◆ Task input:
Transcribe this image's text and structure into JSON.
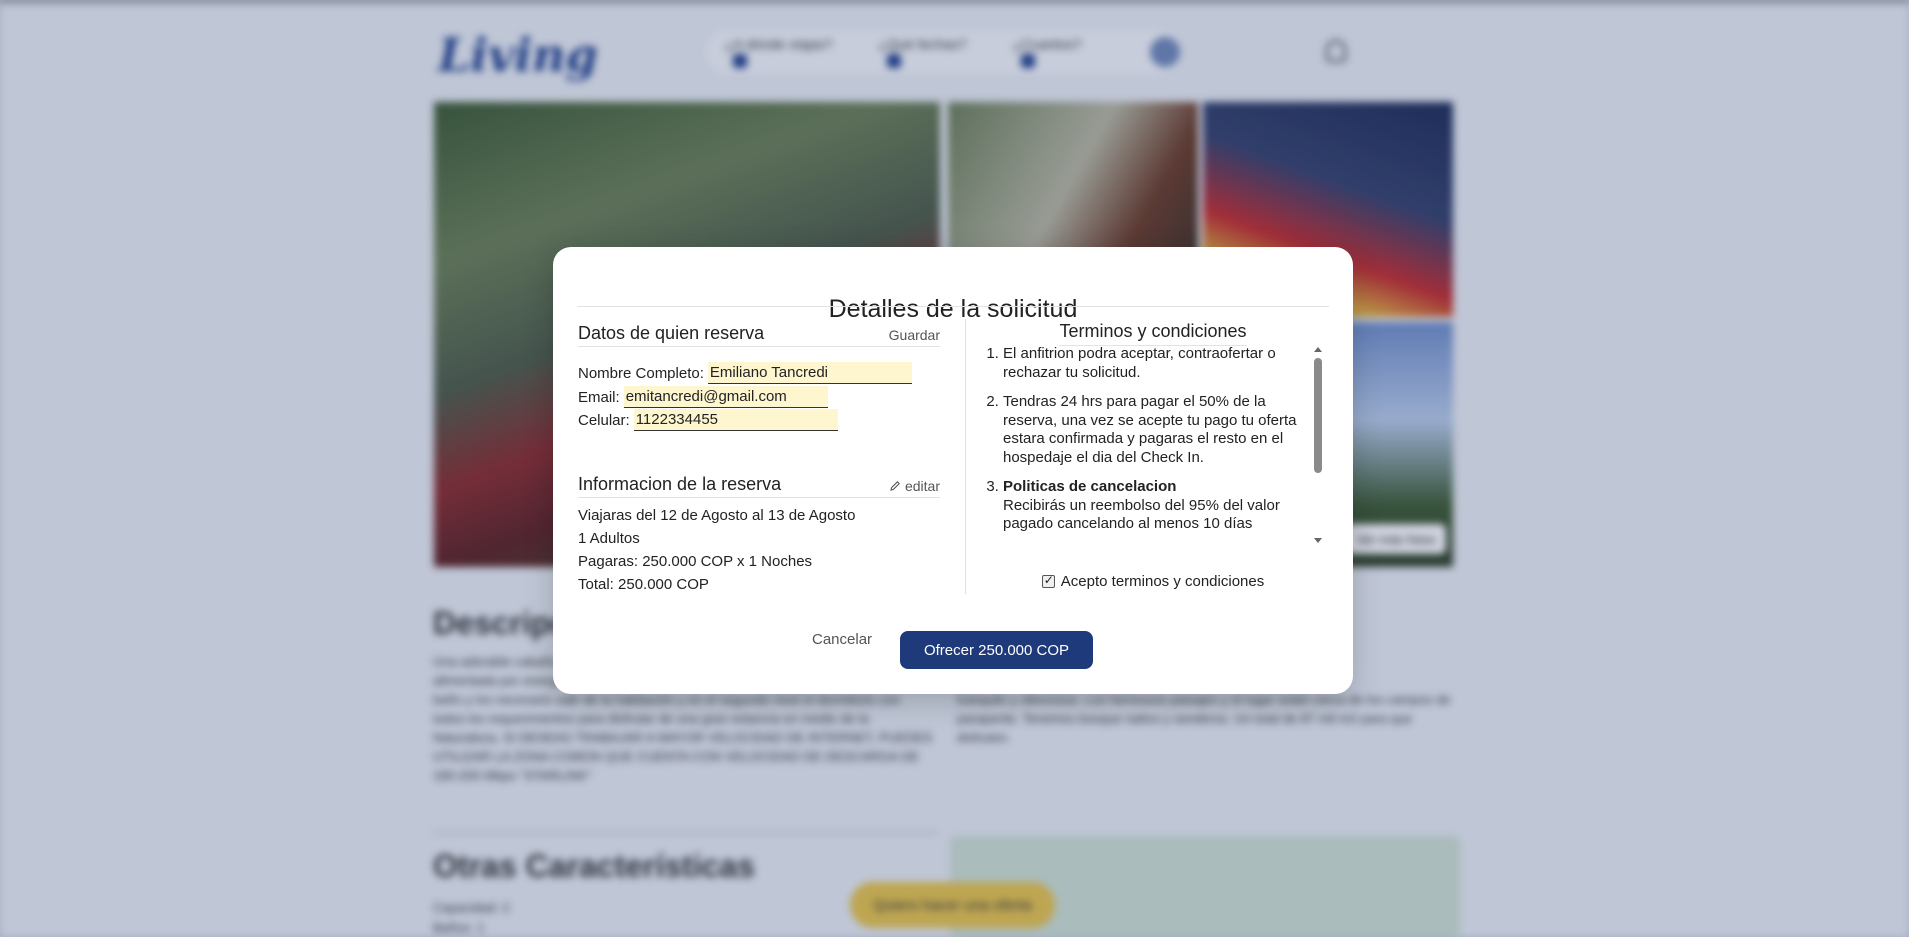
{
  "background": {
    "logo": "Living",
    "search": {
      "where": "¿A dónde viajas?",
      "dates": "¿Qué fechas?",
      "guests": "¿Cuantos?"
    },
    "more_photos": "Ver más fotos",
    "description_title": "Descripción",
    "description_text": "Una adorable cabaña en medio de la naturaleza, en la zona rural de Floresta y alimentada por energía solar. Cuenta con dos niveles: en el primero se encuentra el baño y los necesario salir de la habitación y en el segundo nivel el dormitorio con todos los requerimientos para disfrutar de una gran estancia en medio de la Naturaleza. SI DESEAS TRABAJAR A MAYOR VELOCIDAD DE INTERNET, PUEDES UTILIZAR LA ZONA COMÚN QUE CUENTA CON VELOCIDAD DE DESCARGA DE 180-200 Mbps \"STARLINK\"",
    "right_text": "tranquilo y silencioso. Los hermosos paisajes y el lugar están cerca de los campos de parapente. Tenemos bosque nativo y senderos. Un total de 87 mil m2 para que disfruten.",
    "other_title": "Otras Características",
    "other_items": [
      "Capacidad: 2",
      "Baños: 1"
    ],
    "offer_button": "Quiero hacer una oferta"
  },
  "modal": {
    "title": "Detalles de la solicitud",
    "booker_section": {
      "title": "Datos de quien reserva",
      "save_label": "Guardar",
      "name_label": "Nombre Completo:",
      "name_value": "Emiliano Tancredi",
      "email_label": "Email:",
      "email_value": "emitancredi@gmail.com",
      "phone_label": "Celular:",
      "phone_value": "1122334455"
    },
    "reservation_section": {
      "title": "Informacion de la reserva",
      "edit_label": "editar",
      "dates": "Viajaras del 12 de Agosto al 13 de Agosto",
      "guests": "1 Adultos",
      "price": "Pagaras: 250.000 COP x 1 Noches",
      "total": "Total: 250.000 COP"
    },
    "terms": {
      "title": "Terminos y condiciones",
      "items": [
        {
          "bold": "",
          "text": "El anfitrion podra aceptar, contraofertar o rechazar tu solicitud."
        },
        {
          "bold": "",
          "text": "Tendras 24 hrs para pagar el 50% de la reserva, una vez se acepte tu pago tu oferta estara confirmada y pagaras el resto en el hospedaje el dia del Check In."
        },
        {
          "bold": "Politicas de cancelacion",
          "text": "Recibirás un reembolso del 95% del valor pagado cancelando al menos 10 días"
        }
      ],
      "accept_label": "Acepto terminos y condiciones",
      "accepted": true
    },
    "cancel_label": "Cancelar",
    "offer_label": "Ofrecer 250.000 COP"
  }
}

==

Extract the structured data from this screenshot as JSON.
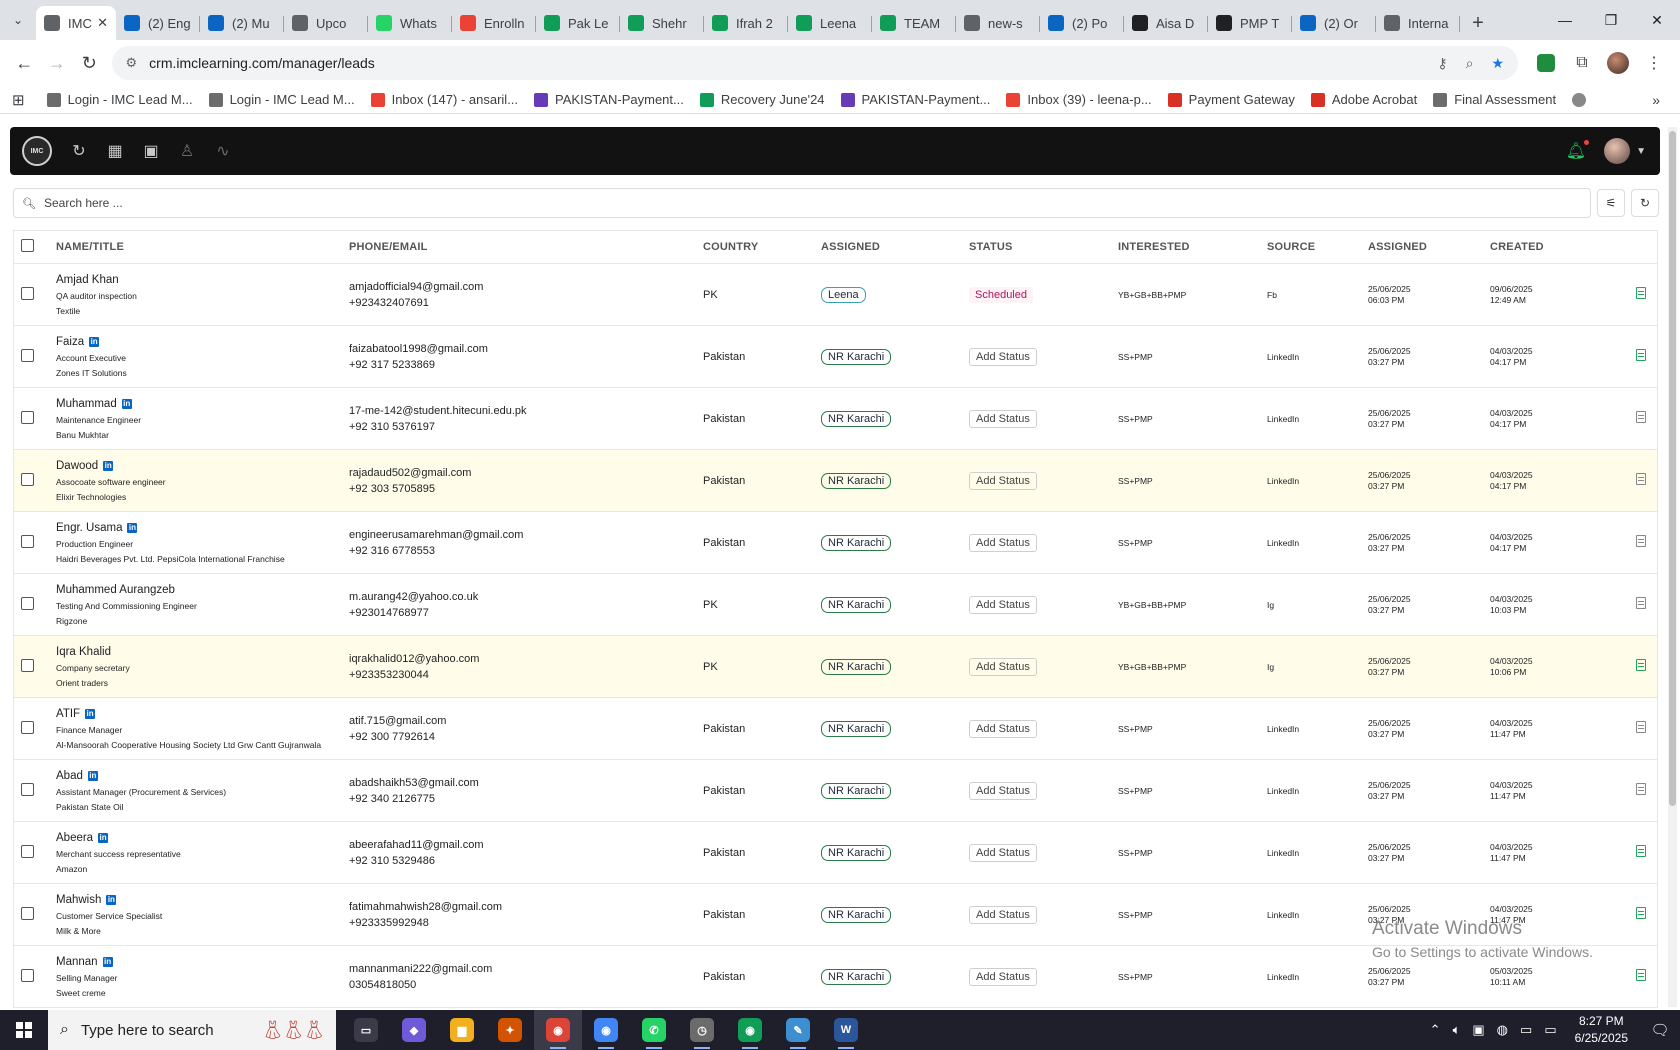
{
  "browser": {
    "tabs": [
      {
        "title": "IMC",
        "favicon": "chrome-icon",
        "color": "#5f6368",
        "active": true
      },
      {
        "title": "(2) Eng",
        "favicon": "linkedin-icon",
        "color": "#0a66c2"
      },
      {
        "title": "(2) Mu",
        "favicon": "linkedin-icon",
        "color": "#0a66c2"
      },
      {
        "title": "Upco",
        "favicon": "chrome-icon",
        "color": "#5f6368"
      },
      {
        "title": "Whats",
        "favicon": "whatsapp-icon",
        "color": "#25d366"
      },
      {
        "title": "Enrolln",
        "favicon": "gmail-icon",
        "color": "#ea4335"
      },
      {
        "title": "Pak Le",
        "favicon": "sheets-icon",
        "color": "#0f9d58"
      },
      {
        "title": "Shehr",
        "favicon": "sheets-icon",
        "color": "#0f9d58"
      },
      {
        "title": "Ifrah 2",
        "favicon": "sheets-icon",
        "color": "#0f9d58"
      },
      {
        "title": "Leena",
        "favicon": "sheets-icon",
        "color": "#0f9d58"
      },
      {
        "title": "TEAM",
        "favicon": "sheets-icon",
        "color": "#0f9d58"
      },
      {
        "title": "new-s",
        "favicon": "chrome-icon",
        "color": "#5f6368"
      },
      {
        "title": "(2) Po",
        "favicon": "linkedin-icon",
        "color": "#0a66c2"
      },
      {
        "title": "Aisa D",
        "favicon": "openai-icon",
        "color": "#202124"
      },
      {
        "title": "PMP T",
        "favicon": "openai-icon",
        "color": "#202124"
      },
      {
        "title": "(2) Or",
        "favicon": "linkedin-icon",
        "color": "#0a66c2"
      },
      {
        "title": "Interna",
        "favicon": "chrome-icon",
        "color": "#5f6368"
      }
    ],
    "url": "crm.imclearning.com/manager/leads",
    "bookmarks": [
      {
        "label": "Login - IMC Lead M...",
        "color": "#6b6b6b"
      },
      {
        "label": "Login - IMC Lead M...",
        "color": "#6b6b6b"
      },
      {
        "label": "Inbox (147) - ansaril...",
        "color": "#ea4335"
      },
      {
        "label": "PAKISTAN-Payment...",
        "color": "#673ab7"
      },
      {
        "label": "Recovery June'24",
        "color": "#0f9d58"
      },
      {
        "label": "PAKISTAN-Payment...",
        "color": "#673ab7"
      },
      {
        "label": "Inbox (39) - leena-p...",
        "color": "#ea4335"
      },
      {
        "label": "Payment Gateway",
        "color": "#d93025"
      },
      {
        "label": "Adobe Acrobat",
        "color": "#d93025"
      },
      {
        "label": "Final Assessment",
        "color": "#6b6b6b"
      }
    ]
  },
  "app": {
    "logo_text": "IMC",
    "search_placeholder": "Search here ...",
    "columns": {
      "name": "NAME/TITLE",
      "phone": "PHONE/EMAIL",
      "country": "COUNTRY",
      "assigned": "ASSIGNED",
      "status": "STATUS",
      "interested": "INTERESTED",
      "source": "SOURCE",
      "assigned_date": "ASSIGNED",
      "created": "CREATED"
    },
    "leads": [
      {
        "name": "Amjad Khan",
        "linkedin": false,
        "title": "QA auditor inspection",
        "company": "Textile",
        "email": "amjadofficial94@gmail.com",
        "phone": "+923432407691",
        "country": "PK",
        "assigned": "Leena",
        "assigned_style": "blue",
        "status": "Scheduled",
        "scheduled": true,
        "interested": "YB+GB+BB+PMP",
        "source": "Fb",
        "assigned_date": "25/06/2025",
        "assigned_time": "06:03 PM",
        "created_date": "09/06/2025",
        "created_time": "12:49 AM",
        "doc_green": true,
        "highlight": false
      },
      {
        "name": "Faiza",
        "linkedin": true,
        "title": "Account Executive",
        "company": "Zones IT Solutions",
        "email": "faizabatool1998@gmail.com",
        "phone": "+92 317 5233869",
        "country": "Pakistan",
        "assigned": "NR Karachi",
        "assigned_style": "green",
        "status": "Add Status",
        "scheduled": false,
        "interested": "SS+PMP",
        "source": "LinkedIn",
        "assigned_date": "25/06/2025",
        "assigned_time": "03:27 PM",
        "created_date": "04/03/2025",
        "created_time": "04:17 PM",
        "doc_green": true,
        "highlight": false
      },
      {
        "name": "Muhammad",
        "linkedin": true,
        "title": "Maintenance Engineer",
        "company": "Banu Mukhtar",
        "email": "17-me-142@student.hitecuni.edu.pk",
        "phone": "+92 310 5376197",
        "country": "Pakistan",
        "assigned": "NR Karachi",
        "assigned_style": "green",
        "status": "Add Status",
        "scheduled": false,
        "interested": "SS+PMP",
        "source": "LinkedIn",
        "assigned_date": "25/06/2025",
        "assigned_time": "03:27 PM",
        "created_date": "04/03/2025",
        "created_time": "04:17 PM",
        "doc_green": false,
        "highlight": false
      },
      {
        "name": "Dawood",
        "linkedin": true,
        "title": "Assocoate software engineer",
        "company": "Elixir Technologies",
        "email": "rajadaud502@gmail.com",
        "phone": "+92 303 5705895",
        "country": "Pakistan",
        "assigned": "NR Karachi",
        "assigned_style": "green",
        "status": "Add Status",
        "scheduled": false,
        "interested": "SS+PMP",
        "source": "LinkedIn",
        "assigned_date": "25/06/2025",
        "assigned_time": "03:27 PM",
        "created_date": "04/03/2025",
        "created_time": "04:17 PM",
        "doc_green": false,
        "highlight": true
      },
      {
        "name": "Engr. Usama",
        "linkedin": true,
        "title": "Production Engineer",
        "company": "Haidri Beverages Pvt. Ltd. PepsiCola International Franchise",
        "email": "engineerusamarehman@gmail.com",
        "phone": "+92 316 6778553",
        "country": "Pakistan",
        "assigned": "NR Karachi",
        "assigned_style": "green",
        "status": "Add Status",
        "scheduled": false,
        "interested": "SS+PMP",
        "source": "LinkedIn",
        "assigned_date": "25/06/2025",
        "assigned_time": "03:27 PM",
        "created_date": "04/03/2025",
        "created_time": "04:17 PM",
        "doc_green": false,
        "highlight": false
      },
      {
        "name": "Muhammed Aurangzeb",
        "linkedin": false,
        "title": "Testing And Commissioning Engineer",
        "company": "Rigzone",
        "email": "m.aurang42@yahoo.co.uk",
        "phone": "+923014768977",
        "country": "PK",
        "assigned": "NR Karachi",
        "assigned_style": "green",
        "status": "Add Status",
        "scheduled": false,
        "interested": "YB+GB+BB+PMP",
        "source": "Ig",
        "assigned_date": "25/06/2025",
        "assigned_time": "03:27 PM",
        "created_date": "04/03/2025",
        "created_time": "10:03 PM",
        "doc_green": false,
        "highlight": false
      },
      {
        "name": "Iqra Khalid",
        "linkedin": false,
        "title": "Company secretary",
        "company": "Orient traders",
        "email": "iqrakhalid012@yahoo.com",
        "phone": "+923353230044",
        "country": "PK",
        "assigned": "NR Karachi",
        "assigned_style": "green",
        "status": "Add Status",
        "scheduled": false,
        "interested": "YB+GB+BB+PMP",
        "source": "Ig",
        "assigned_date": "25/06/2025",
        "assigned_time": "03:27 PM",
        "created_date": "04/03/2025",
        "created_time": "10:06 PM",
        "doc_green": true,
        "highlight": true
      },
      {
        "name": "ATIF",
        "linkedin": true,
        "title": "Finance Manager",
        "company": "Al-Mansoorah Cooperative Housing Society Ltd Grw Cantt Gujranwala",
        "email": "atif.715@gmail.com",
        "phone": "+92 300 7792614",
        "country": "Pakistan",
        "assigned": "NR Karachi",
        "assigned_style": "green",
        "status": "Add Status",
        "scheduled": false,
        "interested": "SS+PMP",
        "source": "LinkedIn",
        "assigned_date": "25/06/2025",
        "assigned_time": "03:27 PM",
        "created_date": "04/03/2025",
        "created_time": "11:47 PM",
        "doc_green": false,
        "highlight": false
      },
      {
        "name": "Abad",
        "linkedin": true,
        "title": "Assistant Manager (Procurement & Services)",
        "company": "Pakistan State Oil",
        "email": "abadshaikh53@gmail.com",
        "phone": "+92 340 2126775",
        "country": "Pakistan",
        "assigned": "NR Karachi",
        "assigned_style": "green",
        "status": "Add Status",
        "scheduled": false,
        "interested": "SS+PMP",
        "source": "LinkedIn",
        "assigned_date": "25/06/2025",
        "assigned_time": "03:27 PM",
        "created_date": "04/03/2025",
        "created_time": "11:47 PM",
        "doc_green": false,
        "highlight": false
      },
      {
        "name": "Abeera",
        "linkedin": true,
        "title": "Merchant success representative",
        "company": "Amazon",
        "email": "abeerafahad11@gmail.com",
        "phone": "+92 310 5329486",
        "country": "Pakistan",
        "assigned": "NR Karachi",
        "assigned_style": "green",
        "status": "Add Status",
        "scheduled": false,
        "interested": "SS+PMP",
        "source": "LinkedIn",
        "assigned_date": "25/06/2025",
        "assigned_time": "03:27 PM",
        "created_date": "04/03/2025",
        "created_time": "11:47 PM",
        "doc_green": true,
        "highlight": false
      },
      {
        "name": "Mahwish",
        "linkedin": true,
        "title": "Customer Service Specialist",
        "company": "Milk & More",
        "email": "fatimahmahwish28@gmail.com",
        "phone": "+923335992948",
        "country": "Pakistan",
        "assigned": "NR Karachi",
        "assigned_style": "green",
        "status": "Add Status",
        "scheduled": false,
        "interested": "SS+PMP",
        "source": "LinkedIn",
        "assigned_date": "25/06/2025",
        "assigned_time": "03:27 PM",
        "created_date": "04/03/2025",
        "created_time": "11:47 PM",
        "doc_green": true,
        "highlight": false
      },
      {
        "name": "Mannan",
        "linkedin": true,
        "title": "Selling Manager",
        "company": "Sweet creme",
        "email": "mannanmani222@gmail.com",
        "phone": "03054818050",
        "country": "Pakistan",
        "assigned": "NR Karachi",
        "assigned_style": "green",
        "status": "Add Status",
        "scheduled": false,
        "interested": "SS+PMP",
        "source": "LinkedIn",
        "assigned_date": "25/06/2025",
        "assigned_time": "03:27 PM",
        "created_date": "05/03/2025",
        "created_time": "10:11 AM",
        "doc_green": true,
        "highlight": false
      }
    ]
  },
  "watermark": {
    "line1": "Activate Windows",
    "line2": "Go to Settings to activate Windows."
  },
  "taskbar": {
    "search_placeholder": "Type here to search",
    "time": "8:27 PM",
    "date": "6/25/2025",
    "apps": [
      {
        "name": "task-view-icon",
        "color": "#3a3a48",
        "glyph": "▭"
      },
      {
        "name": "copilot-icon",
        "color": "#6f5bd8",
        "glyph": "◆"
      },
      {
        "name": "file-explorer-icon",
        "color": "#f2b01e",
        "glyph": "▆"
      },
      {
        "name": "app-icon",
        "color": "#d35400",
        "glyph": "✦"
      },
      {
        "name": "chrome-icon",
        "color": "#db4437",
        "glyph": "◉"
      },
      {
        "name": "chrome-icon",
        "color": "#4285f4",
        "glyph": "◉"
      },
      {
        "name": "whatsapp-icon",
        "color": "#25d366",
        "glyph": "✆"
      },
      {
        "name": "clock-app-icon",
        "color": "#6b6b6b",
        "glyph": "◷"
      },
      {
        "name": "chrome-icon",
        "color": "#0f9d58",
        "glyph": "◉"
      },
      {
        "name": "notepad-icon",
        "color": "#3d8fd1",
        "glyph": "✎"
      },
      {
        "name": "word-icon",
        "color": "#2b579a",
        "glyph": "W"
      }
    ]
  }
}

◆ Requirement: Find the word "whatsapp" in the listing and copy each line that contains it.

◆ Response area:
        "favicon": "whatsapp-icon",
        "name": "whatsapp-icon",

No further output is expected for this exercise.